[Stored dataset items]

***

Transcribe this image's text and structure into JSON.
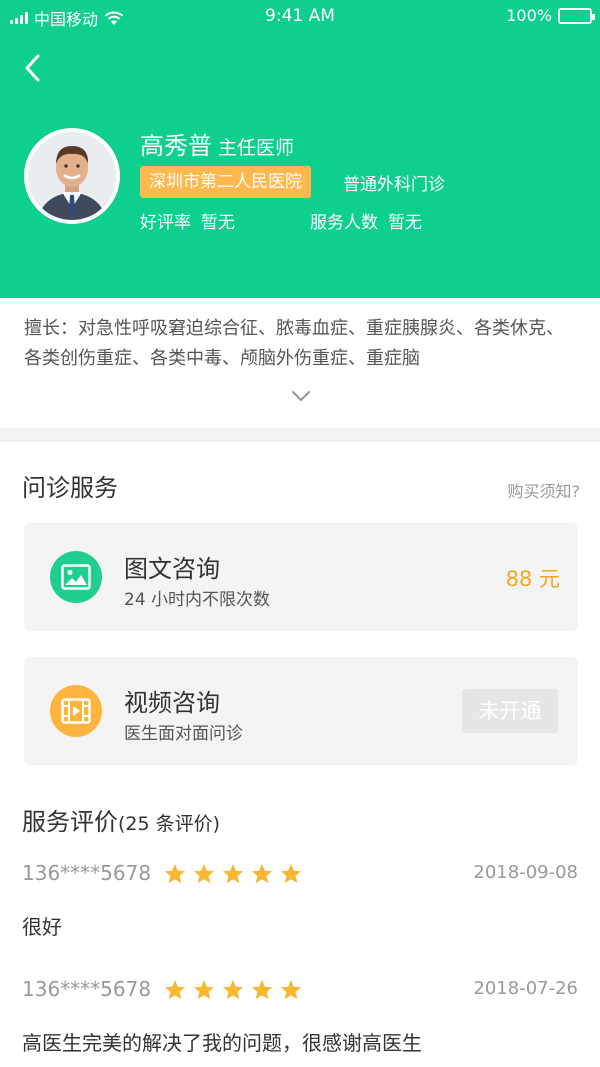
{
  "status_bar": {
    "carrier": "中国移动",
    "time": "9:41 AM",
    "battery": "100%"
  },
  "doctor": {
    "name": "高秀普",
    "title": "主任医师",
    "hospital": "深圳市第二人民医院",
    "department": "普通外科门诊",
    "rating_label": "好评率",
    "rating_value": "暂无",
    "served_label": "服务人数",
    "served_value": "暂无",
    "specialty": "擅长：对急性呼吸窘迫综合征、脓毒血症、重症胰腺炎、各类休克、各类创伤重症、各类中毒、颅脑外伤重症、重症脑"
  },
  "services": {
    "title": "问诊服务",
    "notice": "购买须知?",
    "items": [
      {
        "title": "图文咨询",
        "subtitle": "24 小时内不限次数",
        "price": "88 元",
        "icon": "image-icon",
        "color": "#1fcf8f"
      },
      {
        "title": "视频咨询",
        "subtitle": "医生面对面问诊",
        "status": "未开通",
        "icon": "video-icon",
        "color": "#ffb43d"
      }
    ]
  },
  "reviews": {
    "title": "服务评价",
    "count": "(25 条评价)",
    "items": [
      {
        "user": "136****5678",
        "stars": 5,
        "date": "2018-09-08",
        "text": "很好"
      },
      {
        "user": "136****5678",
        "stars": 5,
        "date": "2018-07-26",
        "text": "高医生完美的解决了我的问题，很感谢高医生"
      }
    ]
  },
  "colors": {
    "header": "#0ecf8e",
    "badge": "#ffb84d",
    "price": "#f5a623",
    "star": "#f7b731"
  }
}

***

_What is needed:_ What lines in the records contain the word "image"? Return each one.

_Written answer:_
Transcribe this image's text and structure into JSON.
        "icon": "image-icon",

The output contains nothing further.